- Not available on Sapphire-integrated systems which do not support an IP interface with Ntrip 2.0 (or later) protocol)
- SF-3040 requires software development by 3rd party
- SF-3040 in a LAND-PAK System requires either NavCom FieldGenius v188.8.131.52 or later, or NavCom SurvCE software (available in early 2013 with this specific feature)
How it works:
The receiver acts as an Ntrip client and initiates an Ntrip session including automatic authentication (no user parameters required).
- Requires the unit be licensed for StarFire operation
- Requires the unit to be optioned for StarFire over IP and StarFire Enabled
- Ntrip mountpoint and IP address is only provided to customers who are activated for this service. This information is provided at the time the software option is provided to the customer or from Customer Support
- NavCom FieldGenius and NavCom SurvCE are preconfigured to connect to the correct IP address

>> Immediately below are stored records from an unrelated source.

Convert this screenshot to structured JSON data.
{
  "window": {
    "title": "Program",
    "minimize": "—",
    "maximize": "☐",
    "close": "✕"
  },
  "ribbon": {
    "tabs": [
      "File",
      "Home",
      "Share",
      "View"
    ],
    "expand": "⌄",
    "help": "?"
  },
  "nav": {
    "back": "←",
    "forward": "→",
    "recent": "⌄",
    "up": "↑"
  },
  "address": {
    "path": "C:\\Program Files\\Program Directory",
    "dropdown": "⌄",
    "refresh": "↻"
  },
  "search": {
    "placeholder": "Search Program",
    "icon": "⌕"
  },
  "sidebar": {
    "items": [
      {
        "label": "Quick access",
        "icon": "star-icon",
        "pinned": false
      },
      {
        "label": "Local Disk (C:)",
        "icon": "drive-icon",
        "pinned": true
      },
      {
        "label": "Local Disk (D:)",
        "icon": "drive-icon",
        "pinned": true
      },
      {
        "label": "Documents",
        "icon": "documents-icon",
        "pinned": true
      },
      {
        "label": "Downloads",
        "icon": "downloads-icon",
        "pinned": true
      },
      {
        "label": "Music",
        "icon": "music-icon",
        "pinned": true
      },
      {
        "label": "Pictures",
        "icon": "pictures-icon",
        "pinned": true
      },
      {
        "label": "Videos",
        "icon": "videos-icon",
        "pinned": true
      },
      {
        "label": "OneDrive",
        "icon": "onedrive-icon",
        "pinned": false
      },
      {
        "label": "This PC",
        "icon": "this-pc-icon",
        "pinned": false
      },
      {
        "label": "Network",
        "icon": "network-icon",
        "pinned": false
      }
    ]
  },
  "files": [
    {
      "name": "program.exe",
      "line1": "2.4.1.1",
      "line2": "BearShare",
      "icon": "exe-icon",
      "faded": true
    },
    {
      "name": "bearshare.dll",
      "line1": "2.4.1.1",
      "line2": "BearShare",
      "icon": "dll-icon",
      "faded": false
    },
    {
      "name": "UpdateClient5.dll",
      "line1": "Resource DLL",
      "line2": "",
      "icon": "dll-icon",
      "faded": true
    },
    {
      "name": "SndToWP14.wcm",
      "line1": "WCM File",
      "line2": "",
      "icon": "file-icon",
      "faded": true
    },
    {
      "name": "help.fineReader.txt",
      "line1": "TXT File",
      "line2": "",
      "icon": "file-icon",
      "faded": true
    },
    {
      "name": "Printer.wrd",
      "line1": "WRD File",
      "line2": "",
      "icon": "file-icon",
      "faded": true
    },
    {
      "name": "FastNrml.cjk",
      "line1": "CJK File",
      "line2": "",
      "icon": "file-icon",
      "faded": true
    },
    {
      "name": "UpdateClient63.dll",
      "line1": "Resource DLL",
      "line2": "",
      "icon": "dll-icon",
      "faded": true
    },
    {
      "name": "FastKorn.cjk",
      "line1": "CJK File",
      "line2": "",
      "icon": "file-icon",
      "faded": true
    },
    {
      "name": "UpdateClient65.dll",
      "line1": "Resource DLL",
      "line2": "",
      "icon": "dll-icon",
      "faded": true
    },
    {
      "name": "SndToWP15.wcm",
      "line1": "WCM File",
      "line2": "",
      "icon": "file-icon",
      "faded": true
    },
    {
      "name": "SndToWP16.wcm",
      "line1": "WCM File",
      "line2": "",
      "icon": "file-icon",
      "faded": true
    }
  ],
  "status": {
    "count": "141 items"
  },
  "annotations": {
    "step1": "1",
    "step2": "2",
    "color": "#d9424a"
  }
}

- The method that the GNSS receiver is connected to the internet is the customer’s responsibility. The connection can be made through a 3G modem, VSAT, Iridium, direct connection to the internet, etc. The connection can be made using StarUtil 3000 and the command line interface (Input Terminal). An Application Note is available to detail the mechanics of making the connection.
- Packet size is currently at 787Bytes max with GPS and GLONASS corrections
- The service is offered with three different delivery modes to help customers manage their data costs: 1-second (streaming); 15-seconds; 60-seconds
- Packet size for different rates are the same size
- Convergence time and accuracy is the same for all delivery rates, whether over the air or via IP
How do I get StarFire Over IP? StarFire Over IP Licensing
- Receiver needs StarFire over IP and StarFire Enable options
- Standard receiver StarFire license authenticates both services